Passengers from the Disney Fantasy explore the Cyril B. Romney Tortola Pier Park on Tuesday. (Photo: CLAIRE SHEFCHIK)

On Tuesday at the Cyril B. Romney Tortola Pier Park, the doors of shops and restaurants were flung wide open to the roughly 4,000 passengers aboard the Disney Fantasy moored there.

One would hardly guess the coronavirus known as COVID19 has infected tens of thousands of people around the world, leading to the quarantining of hundreds of passengers on cruise ships in the United States, Japan and elsewhere.

The United States Centers for Disease Control and the US State
Department have now issued warnings against Americans embarking on cruises, and CNN reported that major cruise lines are offering no-fee rebooking policies to customers, which could prompt a wave of cancellations. As of Friday, several major cruise lines have cancelled sailings.   Effective tomorrow, cruise ships will be barred from calling on the VI for 30 days, Premier Andrew Fahie said in a statement.

Business owners like Sanjay Surtani, director of the House of Luxury, are bracing for the potential impact on the territory’s tourism-heavy economy even with no cases of the virus confirmed in the VI.

“It has impacted everywhere else in the world, and we are no different,” he said.

He added that he and his employees have noticed a slight dip in the number of customers, but he acknowledged that this perception “may be psychological.”

He added, “People are still coming.”

Pier Park CEO Vance Lewis said the Pier Park is taking all its directives from the Ministry of Health and Social Development and the Cruise Lines International Association, a major trade organisation for the cruise industry

“We haven’t had any adverse impacts,” Mr. Lewis said. “They
have got a wide variety of measures that they are taking on cruise ships coming this way, and so far so good.”

On Tuesday, Health and Social Development Minister Carvin Malone said that aside from working with cruise lines to ensure proper screening of passengers, the ministry is working with cruise ship agents, hoteliers, charter companies, and taxi and ferry operators on their infection and control procedures.

“Notice is taken of the economic fallout from this and other catastrophic events of recent times,” Mr. Malone said in a statement.

“Our health system and our economy are not immune from world events.”

Within the region, Caribbean Tourism Organisation officials are stressing a collaborative approach, acknowledging that the health and safety of residents and visitors comes before economic concerns.

“When we look at a lot of the world’s developed countries and how they are handling it, …they haven’t been able to get a grip on this virus,” CTO Chairman Dominic Fedee said in a news conference late last month. “A lot of our countries in the Caribbean with less capacity would be in a
worse position, God forbid. … We’ve got to be extremely cautious. Health must lead and tourism must follow.”

‘Common sense’

On Tuesday, hand-sanitising stations were visible throughout the park, along with signage in multiple languages explaining how to use them.

“We are looking to have additional stations brought, [but] they are very hard to get at the moment,” Mr. Lewis said.
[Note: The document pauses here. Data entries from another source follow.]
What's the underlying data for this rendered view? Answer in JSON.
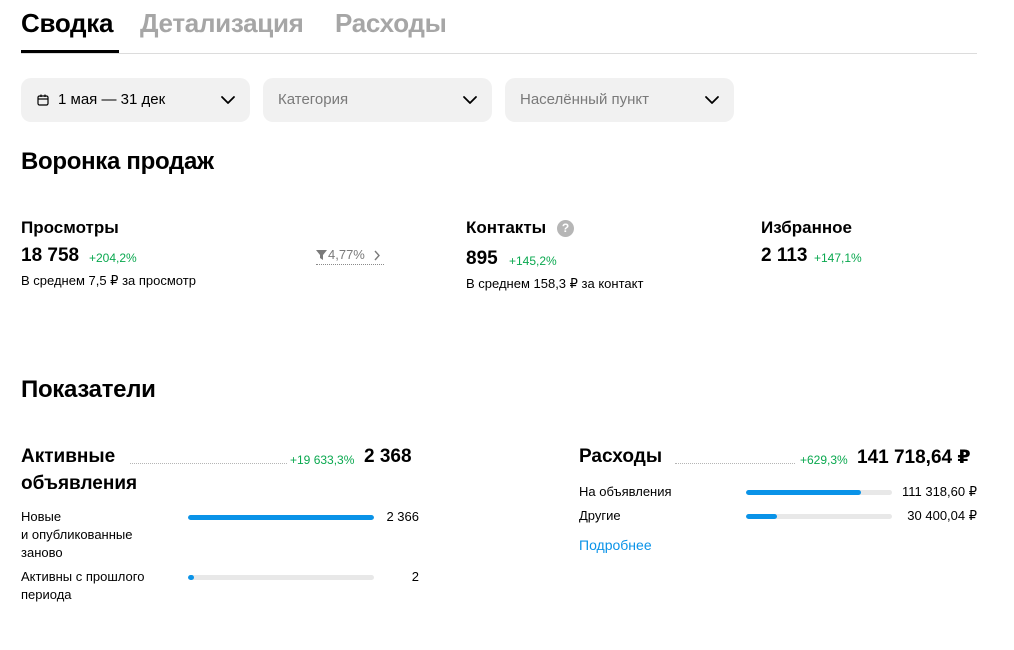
{
  "tabs": [
    {
      "label": "Сводка",
      "active": true
    },
    {
      "label": "Детализация",
      "active": false
    },
    {
      "label": "Расходы",
      "active": false
    }
  ],
  "filters": {
    "period": {
      "value": "1 мая — 31 дек",
      "icon": "calendar-icon"
    },
    "category": {
      "placeholder": "Категория"
    },
    "location": {
      "placeholder": "Населённый пункт"
    }
  },
  "funnel": {
    "title": "Воронка продаж",
    "views": {
      "title": "Просмотры",
      "value": "18 758",
      "delta": "+204,2%",
      "sub": "В среднем 7,5 ₽ за просмотр"
    },
    "conversion": {
      "value": "4,77%"
    },
    "contacts": {
      "title": "Контакты",
      "help": "?",
      "value": "895",
      "delta": "+145,2%",
      "sub": "В среднем 158,3 ₽ за контакт"
    },
    "favorites": {
      "title": "Избранное",
      "value": "2 113",
      "delta": "+147,1%"
    }
  },
  "indicators": {
    "title": "Показатели",
    "active_ads": {
      "title_line1": "Активные",
      "title_line2": "объявления",
      "delta": "+19 633,3%",
      "value": "2 368",
      "rows": [
        {
          "label_lines": [
            "Новые",
            "и опубликованные",
            "заново"
          ],
          "value": "2 366",
          "fraction": 0.999
        },
        {
          "label_lines": [
            "Активны с прошлого",
            "периода"
          ],
          "value": "2",
          "fraction": 0.03
        }
      ]
    },
    "expenses": {
      "title": "Расходы",
      "delta": "+629,3%",
      "value": "141 718,64 ₽",
      "rows": [
        {
          "label": "На объявления",
          "value": "111 318,60 ₽",
          "fraction": 0.785
        },
        {
          "label": "Другие",
          "value": "30 400,04 ₽",
          "fraction": 0.215
        }
      ],
      "link": "Подробнее"
    }
  },
  "colors": {
    "accent": "#0a93e8",
    "positive": "#0aa84f",
    "muted": "#a6a6a6",
    "filter_bg": "#f1f1f1"
  }
}
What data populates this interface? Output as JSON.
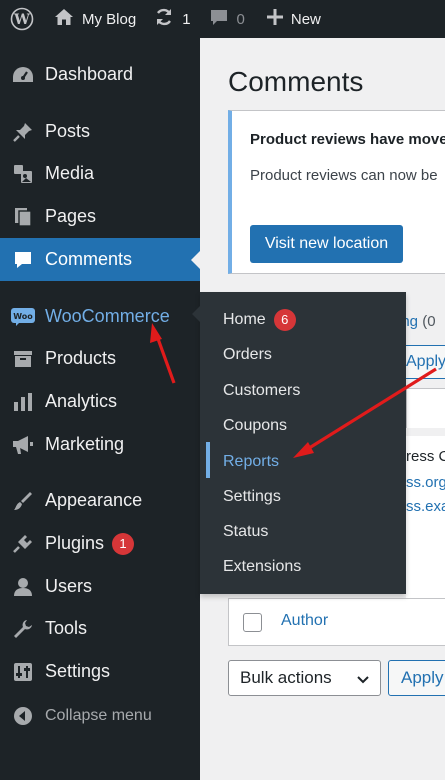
{
  "admin_bar": {
    "site_name": "My Blog",
    "updates_count": "1",
    "comments_count": "0",
    "new_label": "New"
  },
  "sidebar": {
    "items": [
      {
        "label": "Dashboard",
        "icon": "dashboard-icon"
      },
      {
        "label": "Posts",
        "icon": "pin-icon"
      },
      {
        "label": "Media",
        "icon": "media-icon"
      },
      {
        "label": "Pages",
        "icon": "pages-icon"
      },
      {
        "label": "Comments",
        "icon": "comment-icon",
        "active": true
      },
      {
        "label": "WooCommerce",
        "icon": "woo-icon"
      },
      {
        "label": "Products",
        "icon": "products-icon"
      },
      {
        "label": "Analytics",
        "icon": "bar-chart-icon"
      },
      {
        "label": "Marketing",
        "icon": "megaphone-icon"
      },
      {
        "label": "Appearance",
        "icon": "paintbrush-icon"
      },
      {
        "label": "Plugins",
        "icon": "plugin-icon",
        "badge": "1"
      },
      {
        "label": "Users",
        "icon": "user-icon"
      },
      {
        "label": "Tools",
        "icon": "wrench-icon"
      },
      {
        "label": "Settings",
        "icon": "settings-sliders-icon"
      }
    ],
    "collapse_label": "Collapse menu",
    "woo_icon_text": "Woo"
  },
  "woo_submenu": {
    "items": [
      {
        "label": "Home",
        "badge": "6"
      },
      {
        "label": "Orders"
      },
      {
        "label": "Customers"
      },
      {
        "label": "Coupons"
      },
      {
        "label": "Reports",
        "current": true
      },
      {
        "label": "Settings"
      },
      {
        "label": "Status"
      },
      {
        "label": "Extensions"
      }
    ]
  },
  "main": {
    "title": "Comments",
    "notice": {
      "title": "Product reviews have move",
      "text": "Product reviews can now be",
      "button": "Visit new location"
    },
    "pending_link": "ing",
    "pending_count": "(0",
    "apply_label": "Apply",
    "row_text_1": "ress C",
    "row_text_2": "ss.org",
    "row_text_3": "ss.exa",
    "author_label": "Author",
    "bulk_actions_label": "Bulk actions"
  },
  "colors": {
    "admin_bg": "#1d2327",
    "active_blue": "#2271b1",
    "link_blue": "#72aee6",
    "badge_red": "#d63638",
    "flyout_bg": "#2c3338",
    "annotation_red": "#e01b1b"
  }
}
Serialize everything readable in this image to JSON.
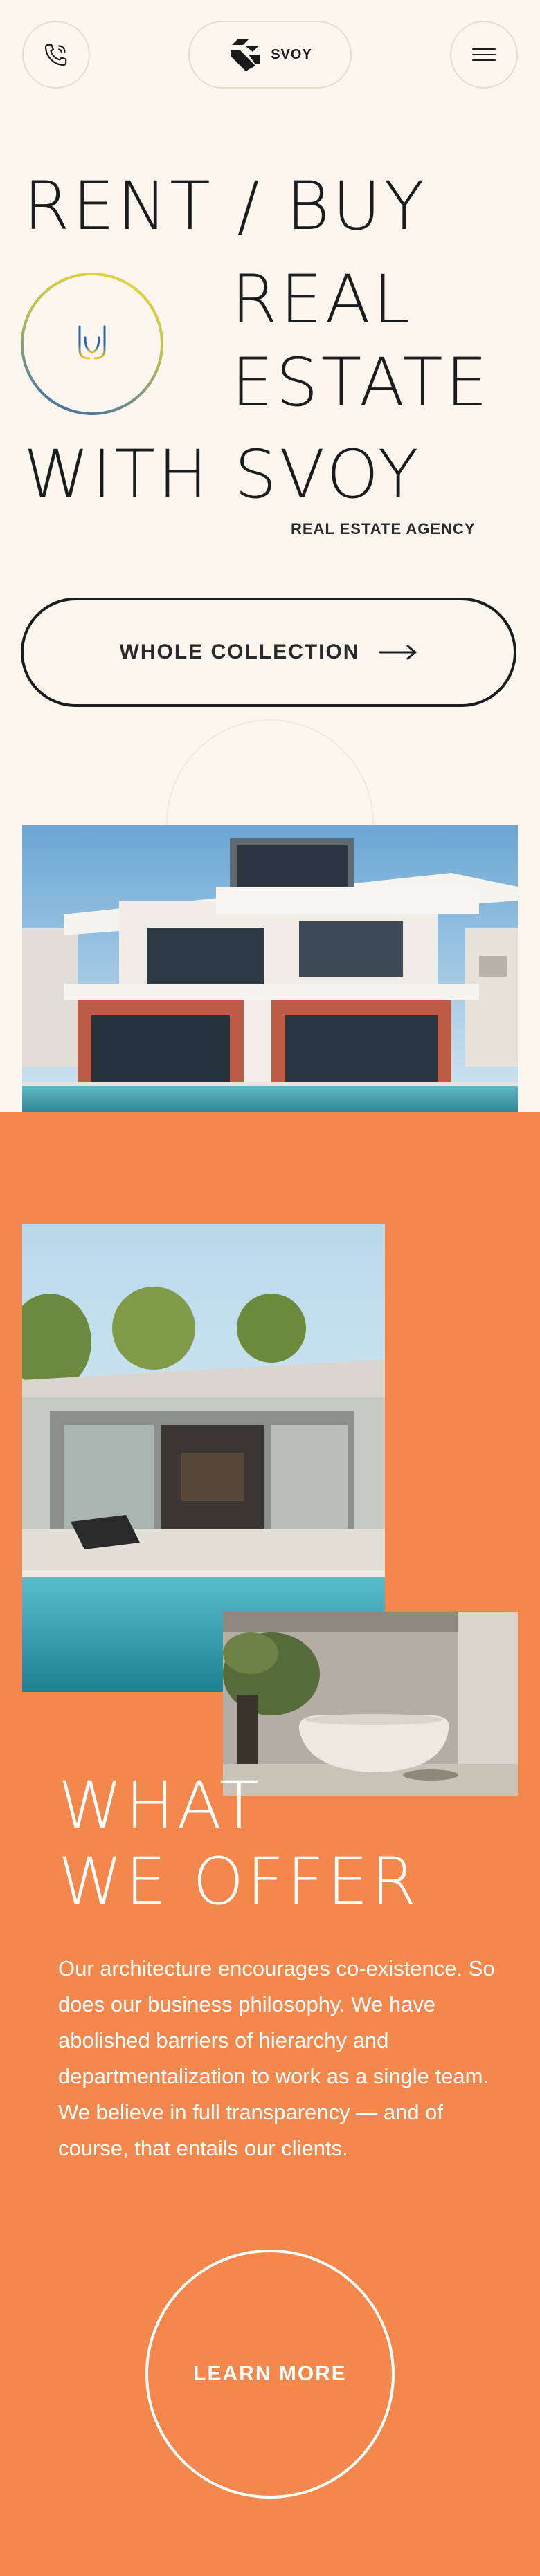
{
  "header": {
    "phone_icon": "phone-icon",
    "logo_text": "SVOY",
    "menu_icon": "hamburger-menu-icon"
  },
  "hero": {
    "line1": "RENT / BUY",
    "line2": "REAL",
    "line3": "ESTATE",
    "line4": "WITH SVOY",
    "tagline": "REAL ESTATE AGENCY",
    "emblem_icon": "ukraine-trident-icon",
    "cta_label": "WHOLE COLLECTION",
    "cta_icon": "arrow-right-icon"
  },
  "offer": {
    "title_line1": "WHAT",
    "title_line2": "WE OFFER",
    "description": "Our architecture encourages co-existence. So does our business philosophy. We have abolished barriers of hierarchy and departmentalization to work as a single team. We believe in full transparency — and of course, that entails our clients.",
    "cta_label": "LEARN MORE"
  },
  "colors": {
    "background": "#fcf6ee",
    "accent_orange": "#f4874b",
    "text_dark": "#1e1e1e",
    "emblem_blue": "#2d62b3",
    "emblem_yellow": "#f2d632"
  }
}
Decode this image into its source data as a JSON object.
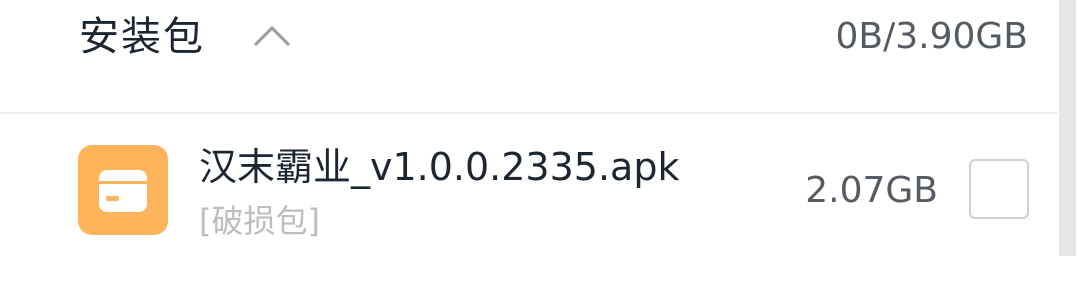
{
  "section": {
    "title": "安装包",
    "total": "0B/3.90GB",
    "toggle_icon": "chevron-up-icon"
  },
  "files": [
    {
      "name": "汉末霸业_v1.0.0.2335.apk",
      "status": "[破损包]",
      "size": "2.07GB",
      "icon": "package-icon",
      "icon_color": "#fdb35a",
      "selected": false
    }
  ],
  "colors": {
    "title_text": "#1c2530",
    "secondary_text": "#555b62",
    "muted_text": "#bdbdbd",
    "divider": "#eeeeee",
    "scrollbar_thumb": "#e6e6e6"
  }
}
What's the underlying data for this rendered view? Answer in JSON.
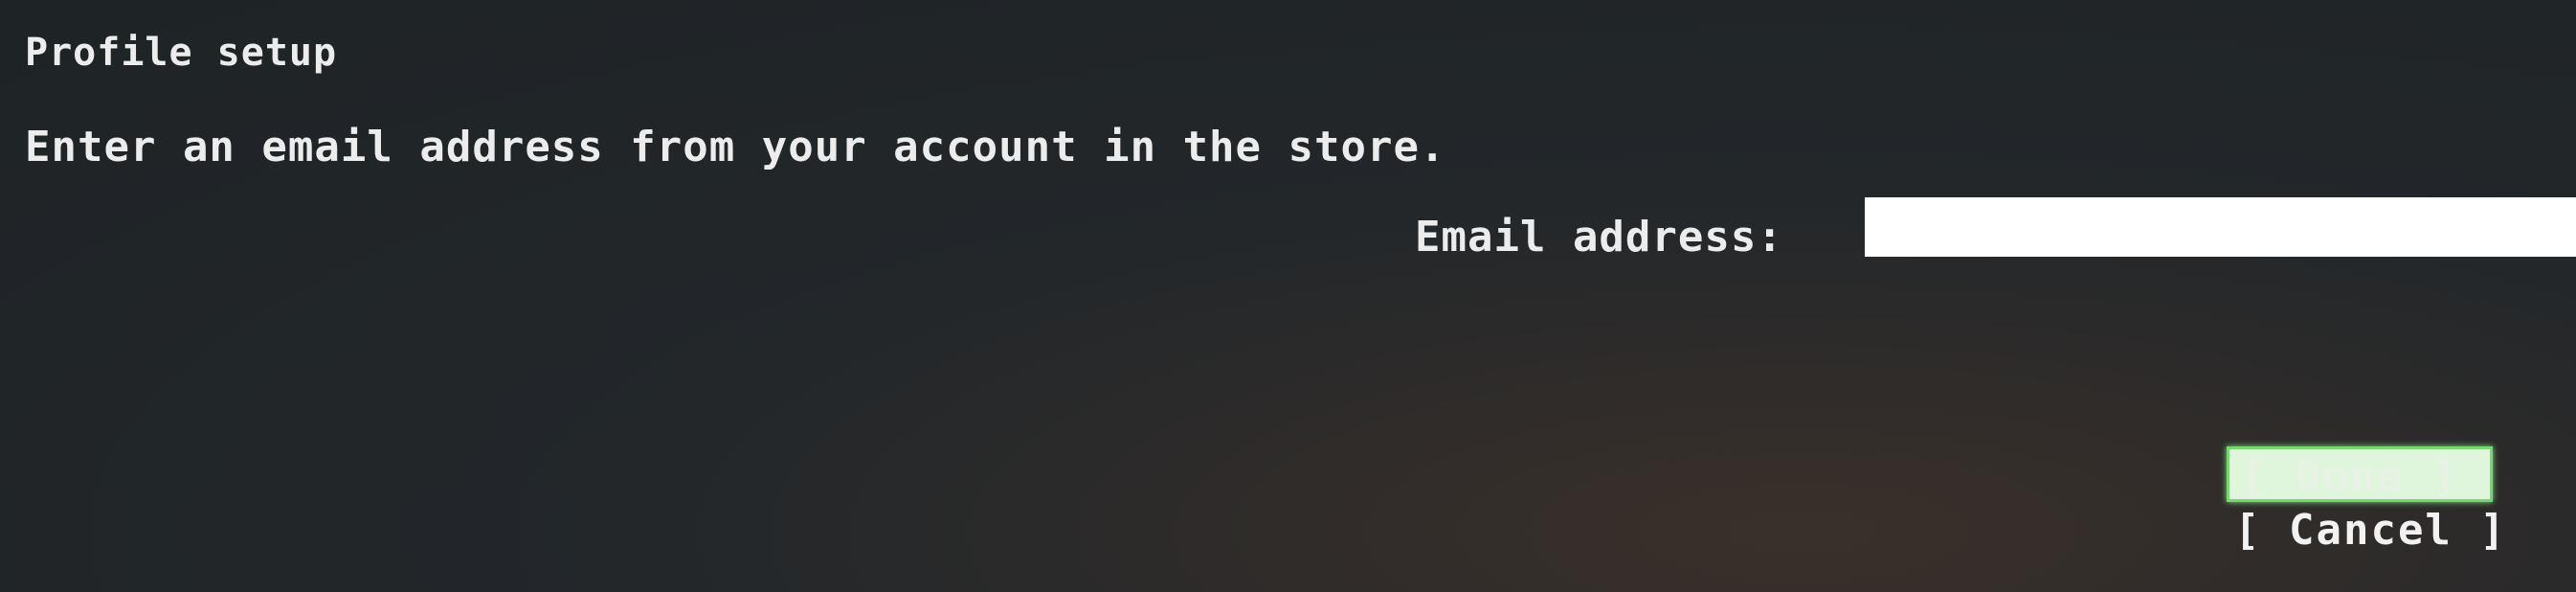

The park is “doing all the common-sense things” while monitoring the situation globally and regionally, he added: “We are following all the
guidelines and that’s pretty much it. We will continue to be vigilant.”

Inside Mr. Surtani’s store, employees are taking extra precautions, including wiping down counters more often than usual.

“We have hand sanitisers kept around, so anyone is advised, whenever you remember, to sanitise and clean your hands,” he said. “We advise [staff ] to take Vitamin C. Apart from that, there’s not much else we can do as a precautionary method.”

He predicted that the situation might get worse before it gets better.

“I do think going forward in the next few weeks, depending on what direction this virus goes, we will see a more direct impact in terms of people just not travelling as much, not going on holiday as much,” he said.


But looking into the future, Mr. Surtani said he has reason to be optimistic.

“There are vaccines being tested, so once those come about, things should calm down. … I’m not seeing a very long-term threat with this virus, but in the next few weeks to a month, everyone should go carefully. “

However, he pointed out that even if business does take a dip, “We personally don’t lean on the cruise business. We have a local market; we have other tourists. We can keep positive [and] go forward that way.”